Seven years have passed since SADC recommended the constitutional, governance, judicial, media and security sector reforms.
By now Lesotho should have reformed security sector and governance institutions.
By now there should be a professional police force, army, prisons and intelligence services free from manipulation by self-seeking politicians.
Each agency should be operating within its mandate and not encroaching on the territory of the other.
But the politicians have shown little if any appetite to implement the reforms.
Despite numerous exhortations, generous financial and logistical support as well as handholding by SADC leaders and international development partners, Lesotho’s politicians have been expending their energies on self-serving political skullduggery while paying lip service to the pressing need for reforms.
And the results are there for all to see: chromic underdevelopment with all its attendant evils of corruption in government, high unemployment, food shortages, poverty, human rights abuses and crime.
Political instability reigns supreme. As the Mofomobe-Shale and Pitso court applications show, security agencies like the NSS are mere toys at the beck and call of politicians.
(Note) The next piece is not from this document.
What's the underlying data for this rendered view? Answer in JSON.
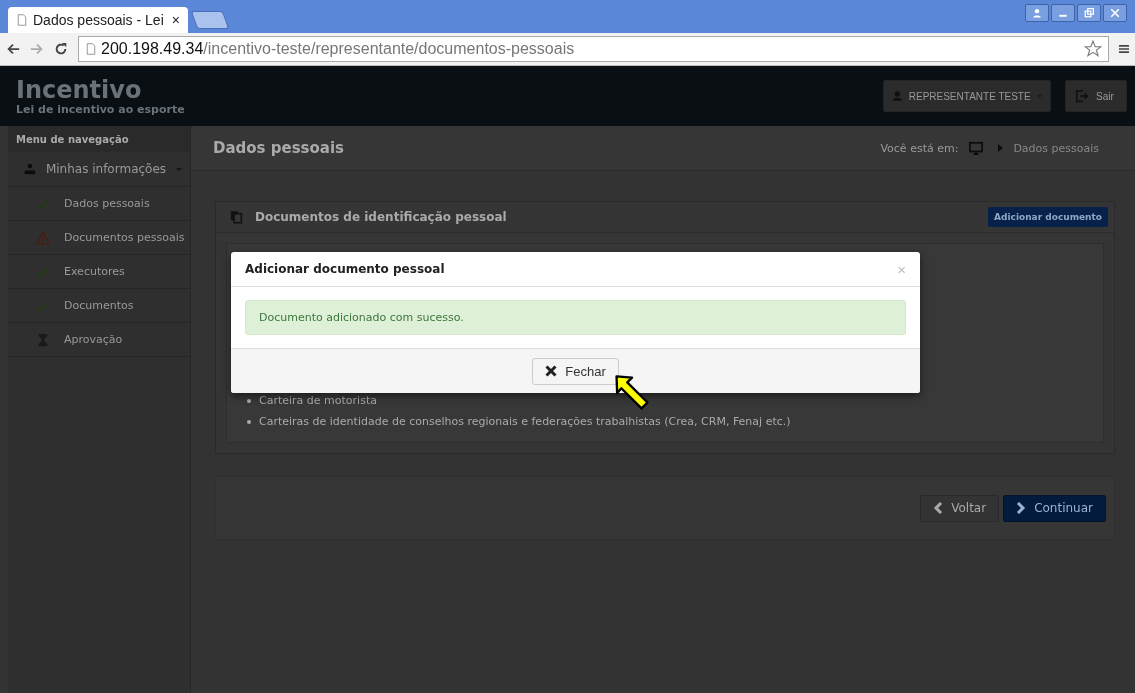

State surveillance can be unleashed on the opposition and anyone else the ruling elite considers a threat to their interests.
A whole NSS boss can claim without any shame that it is necessary for him to seize people’s mobile phones and copy everything in them to facilitate investigations that fall under the purview of the police.
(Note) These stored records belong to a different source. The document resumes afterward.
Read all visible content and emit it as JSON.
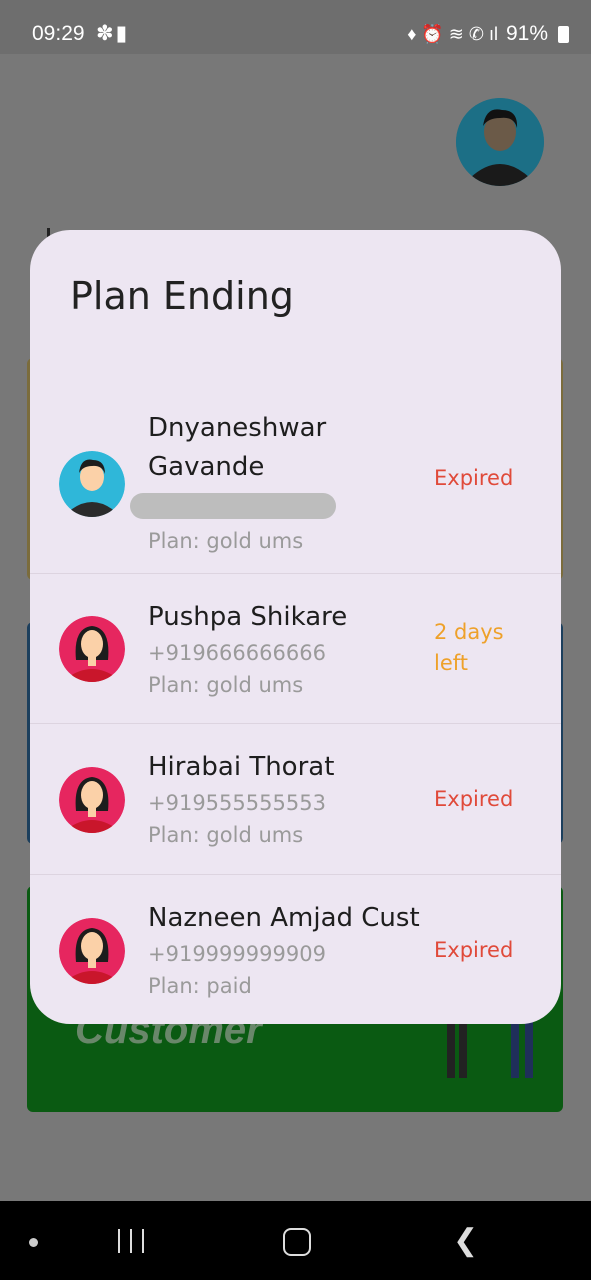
{
  "status_bar": {
    "time": "09:29",
    "left_icons": "✽▮",
    "right_icons": "♦ ⏰ ≋ ✆ ıl",
    "battery": "91%"
  },
  "background": {
    "card_title": "Customer"
  },
  "dialog": {
    "title": "Plan Ending",
    "items": [
      {
        "name": "Dnyaneshwar Gavande",
        "phone": "",
        "phone_redacted": true,
        "plan": "Plan: gold ums",
        "status": "Expired",
        "status_type": "expired",
        "avatar": "male-avatar-icon"
      },
      {
        "name": "Pushpa Shikare",
        "phone": "+919666666666",
        "plan": "Plan: gold ums",
        "status": "2 days left",
        "status_type": "warning",
        "avatar": "female-avatar-icon"
      },
      {
        "name": "Hirabai Thorat",
        "phone": "+919555555553",
        "plan": "Plan: gold ums",
        "status": "Expired",
        "status_type": "expired",
        "avatar": "female-avatar-icon"
      },
      {
        "name": "Nazneen Amjad Cust",
        "phone": "+919999999909",
        "plan": "Plan: paid",
        "status": "Expired",
        "status_type": "expired",
        "avatar": "female-avatar-icon"
      }
    ]
  },
  "colors": {
    "dialog_bg": "#ede6f2",
    "expired": "#e04a3a",
    "warning": "#eea12a"
  }
}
All this is happening because the necessary reforms have not been implemented to ensure a professional security sector where each agency sticks to its mandate and refrains from encroaching into another’s territory. Without reforms and the professionalism they bring to the security sector, the nation will continue relying on piecemeal court judgements which will still be ignored by rogue security agencies as shown by the case of Ms Pitso who still has not had her phones returned to her by the NSS.
In light of these recent revelations concerning illegal state surveillance activities in Lesotho, it is alarmingly clear that Lesotho’s security sector reforms must be expedited without further ado. The illegal invasive actions of the NSS undermine the very principles of democracy, human rights, and citizens’ privacy that Lesotho professes to uphold. It is high time that the pressure was brought to bear on Lesotho’s political players to take comprehensive and meaningful steps toward reforming the security sector to prevent abuse of power and protect the fundamental rights of its citizens.
Herbert Moyo is a journalist researching digital surveillance, with support from the Media Policy and Democracy Project run by the University of Johannesburg’s Department of Communication and Media.